Niacin may still be viable for lipid control in certain patients, but it’s time for the FDA to reconsider the evidence, a systematic review concluded.
Among 17 trials looking at cardiovascular disease endpoints, niacin overall held no association with cardiovascular outcome prevention in secondary prevention, fitting with the FDA’s decision to rescind that indication in 2016 after the AIM-HIGH and HPS2-THRIVE trials failed.
The only benefits for niacin were among patients not on a statin, reported Elvira D’Andrea, MD, MPH, of Brigham and Women’s Hospital in Boston, and colleagues in JAMA Network Open.

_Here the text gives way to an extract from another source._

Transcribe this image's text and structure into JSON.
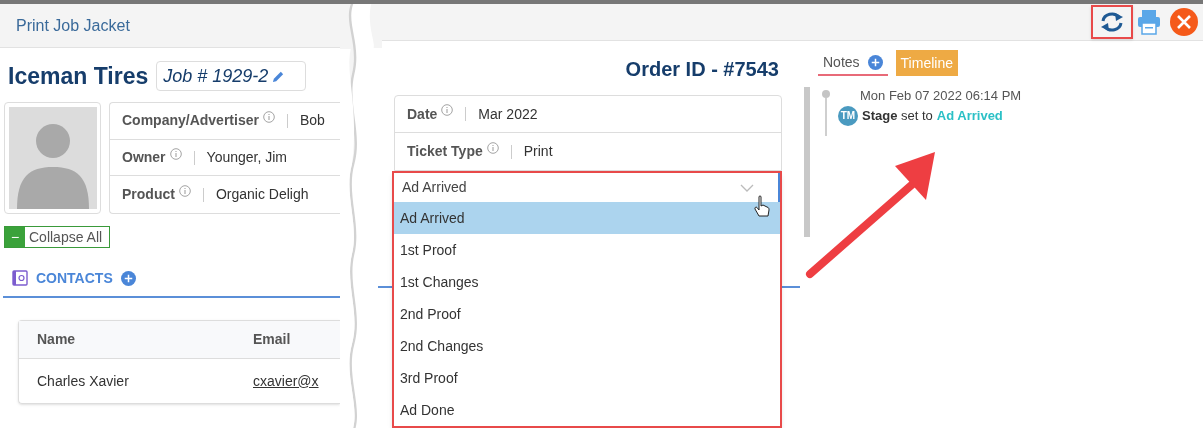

In that group, niacin monotherapy reduced revascularization (RR 0.51, 95% CI 0.37-0.72), acute coronary syndrome (RR 0.74, 95% CI 0.58-0.96), and stroke (RR 0.74, 95% CI 0.59-0.94).
However, these effects were mainly derived from two trials performed back in the 1970s and 1980s, the researchers emphasized.
The current clinical guidelines no longer recommend niacin to prevent CVD, the researchers noted. “Yet, prescription niacin [Niaspan] retains its other FDA-approved indications and is still used by hundreds of thousands of US patients, while many others use the over-the-counter versions.”
“Given substantial advancements in cardiovascular disease management since 1990, this [lipid control] indication should be restudied in current-day patients receiving usual baseline care,” they continued.
And for the indication as monotherapy in secondary prevention to reduce recurrences of nonfatal MI, the researchers “recommend that the FDA convene an advisory committee to reconsider this approved indication for niacin products, leading to a new trial, perhaps funded by the National Heart, Lung, and Blood Institute, to confirm that it remains relevant.”
Meanwhile, “we should remove it from our list of beneficial medicines and also consider stopping patients who are taking it, as it appears to be of no major benefit and may be a waste of their money,” commented John Higgins MD, MBA, of the University of Texas McGovern Medical School in Houston.
D’Andrea’s group search of clinical trials for the systematic review turned up 102 trials looking only at surrogate measures like LDL, triglycerides, or HDL-C levels. Only 17 trials reported how niacin affected one or more cardiovascular disease outcomes.
The meta-analysis involved 35,760 participants in those 17 trials with histories of dyslipidemia or cardiovascular disease, with 52.2% of patients receiving usual therapy, placebo, or other lipid-lowering agents and 47.8% being randomized to niacin arms.
Inclusion criteria were at least 6 months of follow-up, randomization, and a control group not on niacin. Exclusion criteria included a population with competing cardiovascular disease risks, failure to report events in both arms, and lack of data on HDL-C.
Limitations of the meta-analysis included differences among studies for factors like age, treatment dosage, average lipid values at baseline, sex, and duration of follow-up. The niacin study arm had a combination of bile acid or fibrate sequestrants and niacin in a few trials, but the sensitivity analysis did not include those trials and demonstrated the same results.
“Another limitation is the risk of ecological bias in the metaregression analysis. Because we assessed the association between two individual-level variables rather than trial-level variables, the results are less robust and at higher risk of bias,” the researchers wrote.
“Further prospective trials of niacin are needed to resolve this question and determine what role it may have in the current range of therapies intended to manage CVD,” the investigators concluded.
This study was funded by the Laura and John Arnold Foundation.
D’Andrea and Higgins reported no disclosures.